I suspect that science fiction is a Western conceit.
Certainly, when one looks at Asian film, it is rare to find a film that neatly fits into our usual categories of SF. In fact, in Japan, giant monsters and superpowered Ultraman-type heroes (and other such effects-heavy efforts) have their own genre, tokusatsu. While here in the West, we think of those as kid’s shows, there is a tokusatsu series by the Japanese master of SF insanity, Keita Amemiya, which actually includes topless scenes – and for all I know, it may not be the only one.
Certainly there is a strong tendency in Asian SF to mix in elements normally kept separate here, such as fantasy, the supernatural, and surrealism. And that certainly seems to be the case here, as anyone who had seen only the trailers for Chronicles of the Ghostly Tribe would unhesitatingly file it under “fantasy”, thanks to all the marvelous creatures, the underground temple, superpowered beings, streams of glowing power and the glimpses of ghostly figures.
And yet we are instead told that the “Ghostly Tribe” were a race of aliens who conquered the earth but were defeated. Their descendants intermarried with us and now resemble us. And, of course, their advanced technology is responsible for the creatures that awaken once the Red Pagoda is almost unsealed.
In fact, other than a ghostly image of one of the aliens, there is very little here that looks like SF (and even she could just as easily be an elf or sprite). I have to admit to a certain curiosity as to whether the “alien” subtext got added in translation. Of course, another reading might be that it is reaching for a Lovecraftian unspeakable secrets sort of vibe. And despite references to advanced technology and what amount to superpowers, we never do get an explanation of how the guardians of the Prince’s tomb have lingered in ghostly form.
Perhaps because it looks cool.
What makes this even more eccentric is that it is one of two competing adaptations of Tianxia Bachang’s 2006 best-selling novel Ghost Blows Out the Light which came out within a few months of each other. The other film, Mojin: The Lost Legend, doesn’t seem to have much to do with this, other than sharing the same character names (who otherwise have little in common) and a similar ancient tomb setting. It would appear to be taken from later parts of the story and be more of a fantasy. One reviewer claims that there is not one book but a series of novels and that the rival adaptators each have rights to four different books in the series.
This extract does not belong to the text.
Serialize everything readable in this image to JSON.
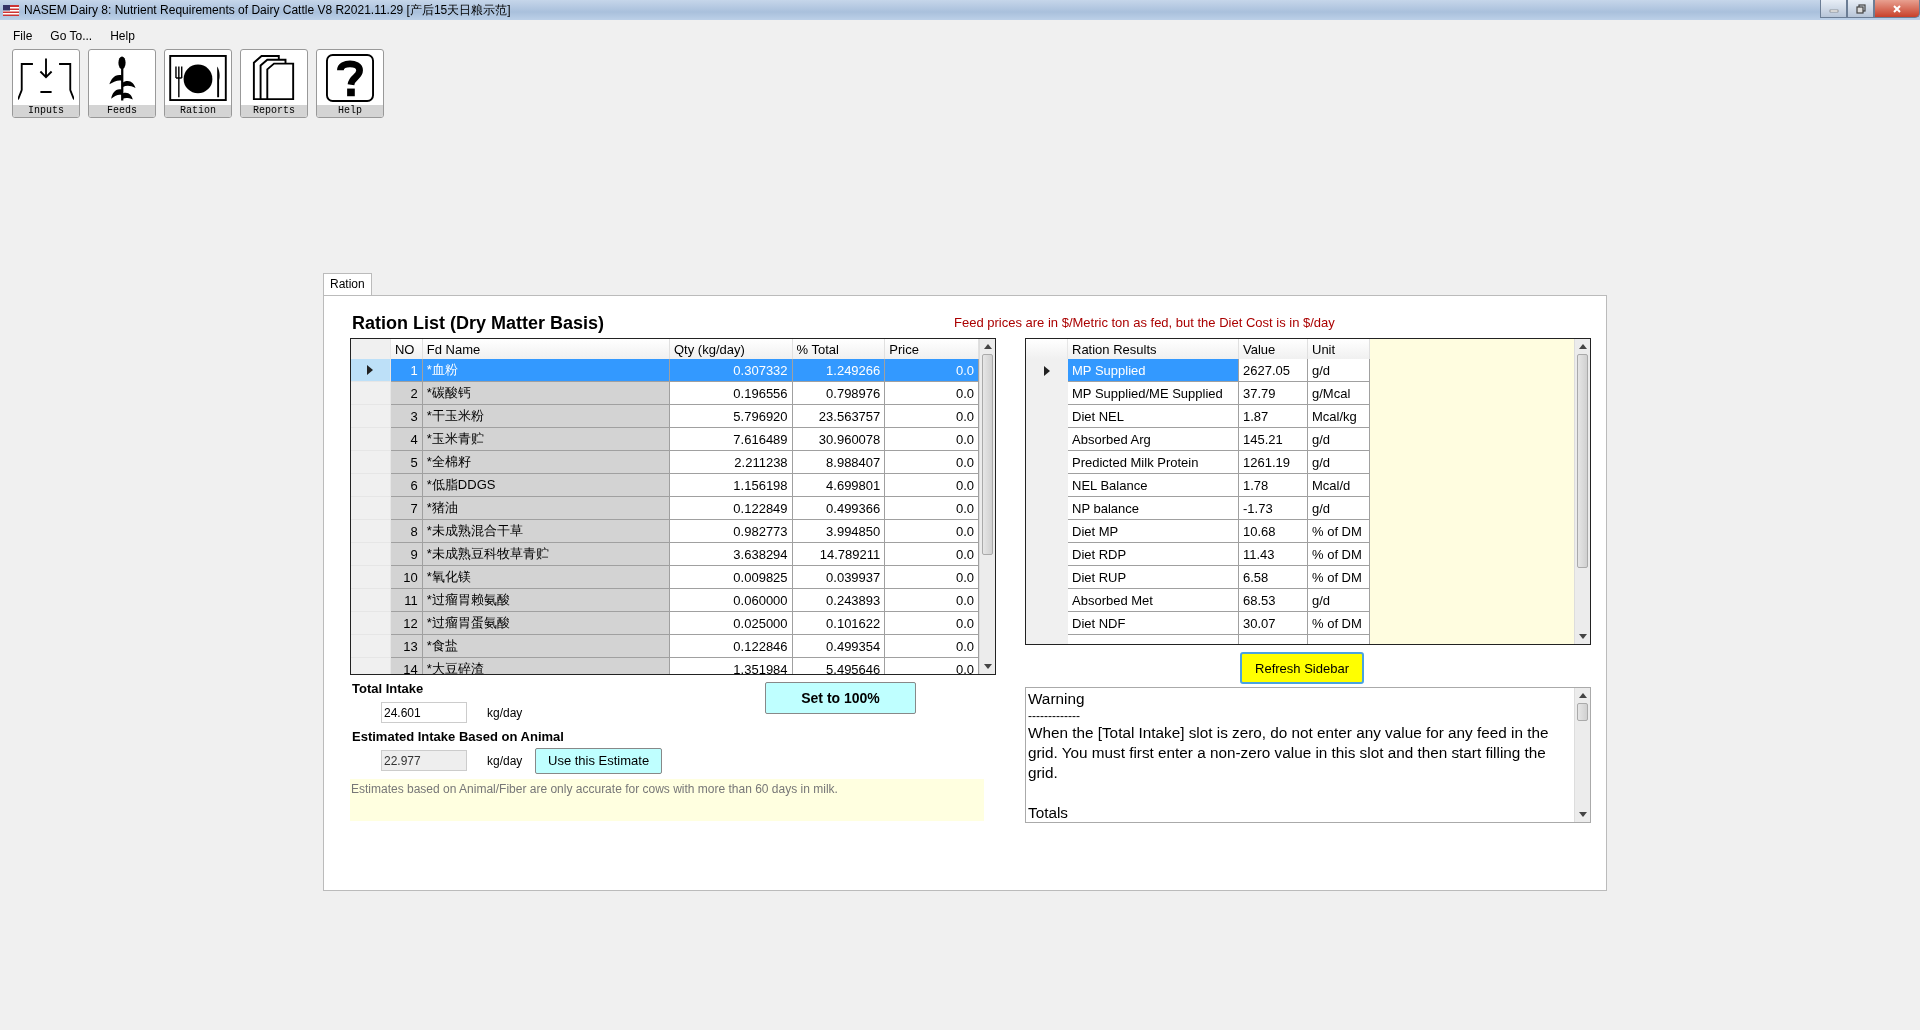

Another odd element is the very first scene with its glowingly happy propaganda images of the happy life in the Red Army under Mao. That these are followed moments later with a less romantic reality seems to question that past without really having the nerve to reject it completely. Later, the same happy song shows up in a fantasy sequence, as the hero remembers his fallen comrades, which certainly muddies the issue thoroughly. But that’s normal in films made under Communism.
It is directed by auteur and art film darling, Lu Chan, whose last film was so arty that it failed to find an audience. Making an effects extravaganza seems an odd choice as a follow up, but on the whole he manages to make an interesting popcorn film, with the opening cave exploration sequence particularly impressive. However, its direction seems fairly straightforward and there really aren’t any noticeable arty flourishes.
And, as we expect from this sort of Asian film, it ends on a rather bittersweet note. This seems to be the set-up for a sequel.
But not a connection to Mojin.
I enjoyed this one and found it far less disjointed than many of the critics – I suspect that might reflect the fact that it is subtitled and spends a lot of time on exposition about the past. And we all know that our experience of a subtitled film does depend on how alert we are and how well we can follow the titles.
It doesn’t ever manage to escape the confines of the big summer blockbuster, but it is far more interesting than most of its Western counterparts and it even manages to work in an Elvis impersonator. And it’s miles better than anything SyFy is showing.
That alone makes it worth a DVD rental. If you can find it.